▶

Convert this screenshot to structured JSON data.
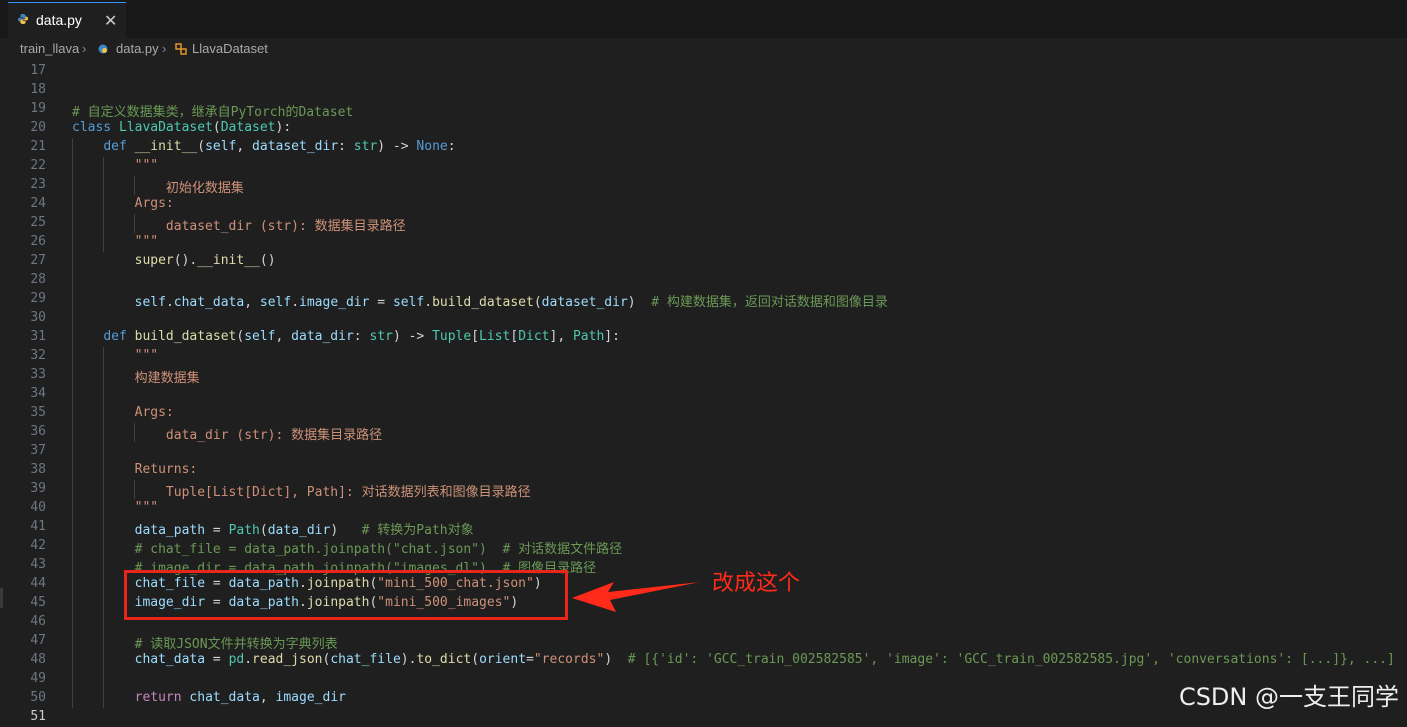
{
  "tab": {
    "name": "data.py",
    "close": "✕"
  },
  "breadcrumb": {
    "folder": "train_llava",
    "file": "data.py",
    "symbol": "LlavaDataset",
    "sep": "›"
  },
  "lines": [
    {
      "n": "17",
      "segs": []
    },
    {
      "n": "18",
      "segs": []
    },
    {
      "n": "19",
      "segs": [
        [
          "cm",
          "# 自定义数据集类，继承自PyTorch的Dataset"
        ]
      ]
    },
    {
      "n": "20",
      "segs": [
        [
          "kw",
          "class "
        ],
        [
          "cls",
          "LlavaDataset"
        ],
        [
          "plain",
          "("
        ],
        [
          "cls",
          "Dataset"
        ],
        [
          "plain",
          "):"
        ]
      ]
    },
    {
      "n": "21",
      "segs": [
        [
          "plain",
          "    "
        ],
        [
          "kw",
          "def "
        ],
        [
          "fn",
          "__init__"
        ],
        [
          "plain",
          "("
        ],
        [
          "par",
          "self"
        ],
        [
          "plain",
          ", "
        ],
        [
          "par",
          "dataset_dir"
        ],
        [
          "plain",
          ": "
        ],
        [
          "cls",
          "str"
        ],
        [
          "plain",
          ") -> "
        ],
        [
          "none",
          "None"
        ],
        [
          "plain",
          ":"
        ]
      ]
    },
    {
      "n": "22",
      "segs": [
        [
          "plain",
          "        "
        ],
        [
          "str",
          "\"\"\""
        ]
      ]
    },
    {
      "n": "23",
      "segs": [
        [
          "plain",
          "            "
        ],
        [
          "str",
          "初始化数据集"
        ]
      ]
    },
    {
      "n": "24",
      "segs": [
        [
          "plain",
          "        "
        ],
        [
          "str",
          "Args:"
        ]
      ]
    },
    {
      "n": "25",
      "segs": [
        [
          "plain",
          "            "
        ],
        [
          "str",
          "dataset_dir (str): 数据集目录路径"
        ]
      ]
    },
    {
      "n": "26",
      "segs": [
        [
          "plain",
          "        "
        ],
        [
          "str",
          "\"\"\""
        ]
      ]
    },
    {
      "n": "27",
      "segs": [
        [
          "plain",
          "        "
        ],
        [
          "fn",
          "super"
        ],
        [
          "plain",
          "()."
        ],
        [
          "fn",
          "__init__"
        ],
        [
          "plain",
          "()"
        ]
      ]
    },
    {
      "n": "28",
      "segs": []
    },
    {
      "n": "29",
      "segs": [
        [
          "plain",
          "        "
        ],
        [
          "par",
          "self"
        ],
        [
          "plain",
          "."
        ],
        [
          "par",
          "chat_data"
        ],
        [
          "plain",
          ", "
        ],
        [
          "par",
          "self"
        ],
        [
          "plain",
          "."
        ],
        [
          "par",
          "image_dir"
        ],
        [
          "plain",
          " = "
        ],
        [
          "par",
          "self"
        ],
        [
          "plain",
          "."
        ],
        [
          "fn",
          "build_dataset"
        ],
        [
          "plain",
          "("
        ],
        [
          "par",
          "dataset_dir"
        ],
        [
          "plain",
          ")  "
        ],
        [
          "cm",
          "# 构建数据集，返回对话数据和图像目录"
        ]
      ]
    },
    {
      "n": "30",
      "segs": []
    },
    {
      "n": "31",
      "segs": [
        [
          "plain",
          "    "
        ],
        [
          "kw",
          "def "
        ],
        [
          "fn",
          "build_dataset"
        ],
        [
          "plain",
          "("
        ],
        [
          "par",
          "self"
        ],
        [
          "plain",
          ", "
        ],
        [
          "par",
          "data_dir"
        ],
        [
          "plain",
          ": "
        ],
        [
          "cls",
          "str"
        ],
        [
          "plain",
          ") -> "
        ],
        [
          "cls",
          "Tuple"
        ],
        [
          "plain",
          "["
        ],
        [
          "cls",
          "List"
        ],
        [
          "plain",
          "["
        ],
        [
          "cls",
          "Dict"
        ],
        [
          "plain",
          "], "
        ],
        [
          "cls",
          "Path"
        ],
        [
          "plain",
          "]:"
        ]
      ]
    },
    {
      "n": "32",
      "segs": [
        [
          "plain",
          "        "
        ],
        [
          "str",
          "\"\"\""
        ]
      ]
    },
    {
      "n": "33",
      "segs": [
        [
          "plain",
          "        "
        ],
        [
          "str",
          "构建数据集"
        ]
      ]
    },
    {
      "n": "34",
      "segs": []
    },
    {
      "n": "35",
      "segs": [
        [
          "plain",
          "        "
        ],
        [
          "str",
          "Args:"
        ]
      ]
    },
    {
      "n": "36",
      "segs": [
        [
          "plain",
          "            "
        ],
        [
          "str",
          "data_dir (str): 数据集目录路径"
        ]
      ]
    },
    {
      "n": "37",
      "segs": []
    },
    {
      "n": "38",
      "segs": [
        [
          "plain",
          "        "
        ],
        [
          "str",
          "Returns:"
        ]
      ]
    },
    {
      "n": "39",
      "segs": [
        [
          "plain",
          "            "
        ],
        [
          "str",
          "Tuple[List[Dict], Path]: 对话数据列表和图像目录路径"
        ]
      ]
    },
    {
      "n": "40",
      "segs": [
        [
          "plain",
          "        "
        ],
        [
          "str",
          "\"\"\""
        ]
      ]
    },
    {
      "n": "41",
      "segs": [
        [
          "plain",
          "        "
        ],
        [
          "par",
          "data_path"
        ],
        [
          "plain",
          " = "
        ],
        [
          "cls",
          "Path"
        ],
        [
          "plain",
          "("
        ],
        [
          "par",
          "data_dir"
        ],
        [
          "plain",
          ")   "
        ],
        [
          "cm",
          "# 转换为Path对象"
        ]
      ]
    },
    {
      "n": "42",
      "segs": [
        [
          "plain",
          "        "
        ],
        [
          "cm",
          "# chat_file = data_path.joinpath(\"chat.json\")  # 对话数据文件路径"
        ]
      ]
    },
    {
      "n": "43",
      "segs": [
        [
          "plain",
          "        "
        ],
        [
          "cm",
          "# image_dir = data_path.joinpath(\"images_dl\")  # 图像目录路径"
        ]
      ]
    },
    {
      "n": "44",
      "segs": [
        [
          "plain",
          "        "
        ],
        [
          "par",
          "chat_file"
        ],
        [
          "plain",
          " = "
        ],
        [
          "par",
          "data_path"
        ],
        [
          "plain",
          "."
        ],
        [
          "fn",
          "joinpath"
        ],
        [
          "plain",
          "("
        ],
        [
          "str",
          "\"mini_500_chat.json\""
        ],
        [
          "plain",
          ")"
        ]
      ]
    },
    {
      "n": "45",
      "segs": [
        [
          "plain",
          "        "
        ],
        [
          "par",
          "image_dir"
        ],
        [
          "plain",
          " = "
        ],
        [
          "par",
          "data_path"
        ],
        [
          "plain",
          "."
        ],
        [
          "fn",
          "joinpath"
        ],
        [
          "plain",
          "("
        ],
        [
          "str",
          "\"mini_500_images\""
        ],
        [
          "plain",
          ")"
        ]
      ]
    },
    {
      "n": "46",
      "segs": []
    },
    {
      "n": "47",
      "segs": [
        [
          "plain",
          "        "
        ],
        [
          "cm",
          "# 读取JSON文件并转换为字典列表"
        ]
      ]
    },
    {
      "n": "48",
      "segs": [
        [
          "plain",
          "        "
        ],
        [
          "par",
          "chat_data"
        ],
        [
          "plain",
          " = "
        ],
        [
          "cls",
          "pd"
        ],
        [
          "plain",
          "."
        ],
        [
          "fn",
          "read_json"
        ],
        [
          "plain",
          "("
        ],
        [
          "par",
          "chat_file"
        ],
        [
          "plain",
          ")."
        ],
        [
          "fn",
          "to_dict"
        ],
        [
          "plain",
          "("
        ],
        [
          "par",
          "orient"
        ],
        [
          "plain",
          "="
        ],
        [
          "str",
          "\"records\""
        ],
        [
          "plain",
          ")  "
        ],
        [
          "cm",
          "# [{'id': 'GCC_train_002582585', 'image': 'GCC_train_002582585.jpg', 'conversations': [...]}, ...]"
        ]
      ]
    },
    {
      "n": "49",
      "segs": []
    },
    {
      "n": "50",
      "segs": [
        [
          "plain",
          "        "
        ],
        [
          "kw2",
          "return "
        ],
        [
          "par",
          "chat_data"
        ],
        [
          "plain",
          ", "
        ],
        [
          "par",
          "image_dir"
        ]
      ]
    },
    {
      "n": "51",
      "segs": []
    }
  ],
  "annotation": "改成这个",
  "watermark": "CSDN @一支王同学",
  "colors": {
    "accent": "#3794ff",
    "annotation_red": "#e8261a"
  }
}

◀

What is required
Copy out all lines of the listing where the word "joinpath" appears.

Response
          "# chat_file = data_path.joinpath(\"chat.json\")  # 对话数据文件路径"
          "# image_dir = data_path.joinpath(\"images_dl\")  # 图像目录路径"
          "joinpath"
          "joinpath"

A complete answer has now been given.